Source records
↓

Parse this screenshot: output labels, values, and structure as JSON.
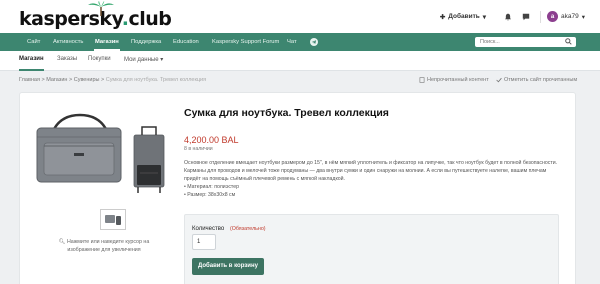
{
  "header": {
    "logo_text": "kaspersky",
    "logo_suffix": "club",
    "add_label": "Добавить",
    "username": "aka79",
    "avatar_letter": "a",
    "avatar_color": "#8c3f8f"
  },
  "nav": {
    "items": [
      "Сайт",
      "Активность",
      "Магазин",
      "Поддержка",
      "Education",
      "Kaspersky Support Forum",
      "Чат"
    ],
    "active": "Магазин",
    "search_placeholder": "Поиск...",
    "color": "#3d8670"
  },
  "subnav": {
    "items": [
      "Магазин",
      "Заказы",
      "Покупки",
      "Мои данные"
    ]
  },
  "breadcrumb": {
    "items": [
      "Главная",
      "Магазин",
      "Сувениры"
    ],
    "current": "Сумка для ноутбука. Тревел коллекция",
    "actions": [
      "Непрочитанный контент",
      "Отметить сайт прочитанным"
    ]
  },
  "product": {
    "title": "Сумка для ноутбука. Тревел коллекция",
    "price": "4,200.00 BAL",
    "stock": "8 в наличии",
    "description": "Основное отделение вмещает ноутбуки размером до 15\", в нём мягкий уплотнитель и фиксатор на липучке, так что ноутбук будет в полной безопасности. Карманы для проводов и мелочей тоже продуманы — два внутри сумки и один снаружи на молнии. А если вы путешествуете налегке, вашим плечам придёт на помощь съёмный плечевой ремень с мягкой накладкой.",
    "features": [
      "• Материал: полиэстер",
      "• Размер: 38х30х8 см"
    ],
    "zoom_hint": "Нажмите или наведите курсор на изображение для увеличения",
    "qty_label": "Количество",
    "qty_required": "(Обязательно)",
    "qty_value": "1",
    "add_to_cart": "Добавить в корзину"
  }
}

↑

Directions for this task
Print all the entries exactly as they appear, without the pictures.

Exercise solution
Parse this screenshot: output labels, values, and structure as JSON.
{
  "header": {
    "logo_text": "kaspersky",
    "logo_suffix": "club",
    "add_label": "Добавить",
    "username": "aka79",
    "avatar_letter": "a",
    "avatar_color": "#8c3f8f"
  },
  "nav": {
    "items": [
      "Сайт",
      "Активность",
      "Магазин",
      "Поддержка",
      "Education",
      "Kaspersky Support Forum",
      "Чат"
    ],
    "active": "Магазин",
    "search_placeholder": "Поиск...",
    "color": "#3d8670"
  },
  "subnav": {
    "items": [
      "Магазин",
      "Заказы",
      "Покупки",
      "Мои данные"
    ]
  },
  "breadcrumb": {
    "items": [
      "Главная",
      "Магазин",
      "Сувениры"
    ],
    "current": "Сумка для ноутбука. Тревел коллекция",
    "actions": [
      "Непрочитанный контент",
      "Отметить сайт прочитанным"
    ]
  },
  "product": {
    "title": "Сумка для ноутбука. Тревел коллекция",
    "price": "4,200.00 BAL",
    "stock": "8 в наличии",
    "description": "Основное отделение вмещает ноутбуки размером до 15\", в нём мягкий уплотнитель и фиксатор на липучке, так что ноутбук будет в полной безопасности. Карманы для проводов и мелочей тоже продуманы — два внутри сумки и один снаружи на молнии. А если вы путешествуете налегке, вашим плечам придёт на помощь съёмный плечевой ремень с мягкой накладкой.",
    "features": [
      "• Материал: полиэстер",
      "• Размер: 38х30х8 см"
    ],
    "zoom_hint": "Нажмите или наведите курсор на изображение для увеличения",
    "qty_label": "Количество",
    "qty_required": "(Обязательно)",
    "qty_value": "1",
    "add_to_cart": "Добавить в корзину"
  }
}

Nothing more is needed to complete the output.